To evaluate intraoperative decentration from pupil center and kappa intercept during small incision lenticule extraction (SMILE) and its impact on visual outcomes.
This was a retrospective noncomparative case series. A total of 164 eyes that underwent SMILE at the Singapore National Eye Center were included. Screen captures of intraoperative videos were analyzed. Preoperative and 3 month postoperative vision and refractive data were analyzed against decentration.
The mean preoperative spherical equivalent (SE) was −5.84 ± 1.77. The mean decentration from the pupil center and from kappa intercept were 0.13 ± 0.06 mm and 0.47mm ± 0.25 mm, respectively. For efficacy and predictability, 69.6% and 95.0% of eyes achieved a visual acuity (VA) of 20/20 and 20/30, respectively, while 83.8% and 97.2% of eyes were within ±0.5D and ±1.0D of the targeted SE. When analyzed across 3 groups of decentration from the pupil center (<0.1 mm, 0.1–0.2 mm, and >0.2 mm), there was no statistically significant association between decentration, safety, efficacy, and predictability.
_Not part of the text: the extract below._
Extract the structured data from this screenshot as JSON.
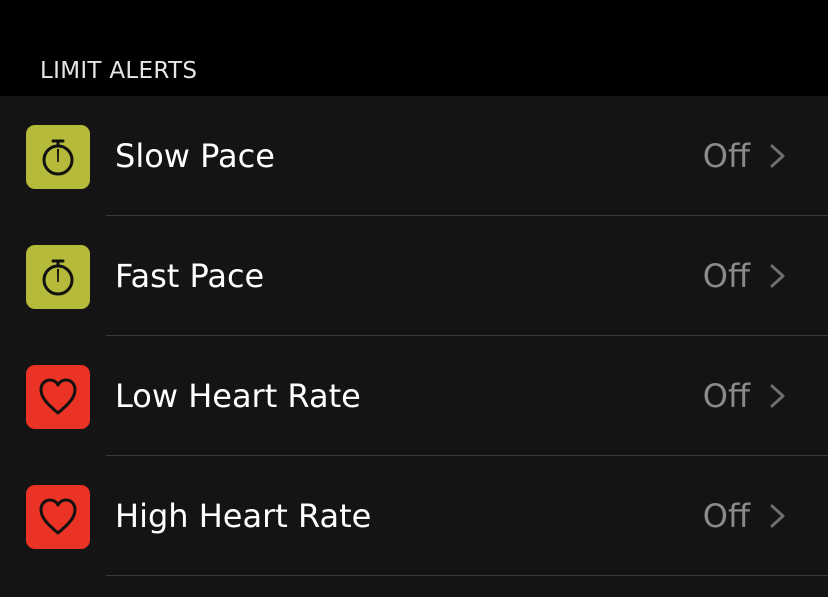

When analyzed across 4 groups of decentration from kappa intercept (<0.2 mm, 0.2–<0.4 mm, 0.4–<0.6 mm, and ≥0.6 mm), there was a trend toward higher efficacy for eyes with decentration of kappa intercept between 0.4 and <0.6 mm (P = .097). A total of 85.4% of eyes in the 0.4 to <0.6 mm group had unaided distance VA of 20/20 or better, as compared to only 57.8% of eyes in ≥0.6 mm group.
Decentration of 0.13 mm from the pupil center does not result in compromised visual outcomes. Decentration of greater than 0.6 mm from the kappa intercept may result in compromised visual outcomes. There was a trend toward better efficacy in eyes which had decentered treatment from 0.4 to <0.6 mm from the kappa intercept. Patients with a large kappa intercept (>0.6 mm) should have their lenticule created 0.4 to 0.6 mm from the kappa intercept and not close to the pupil.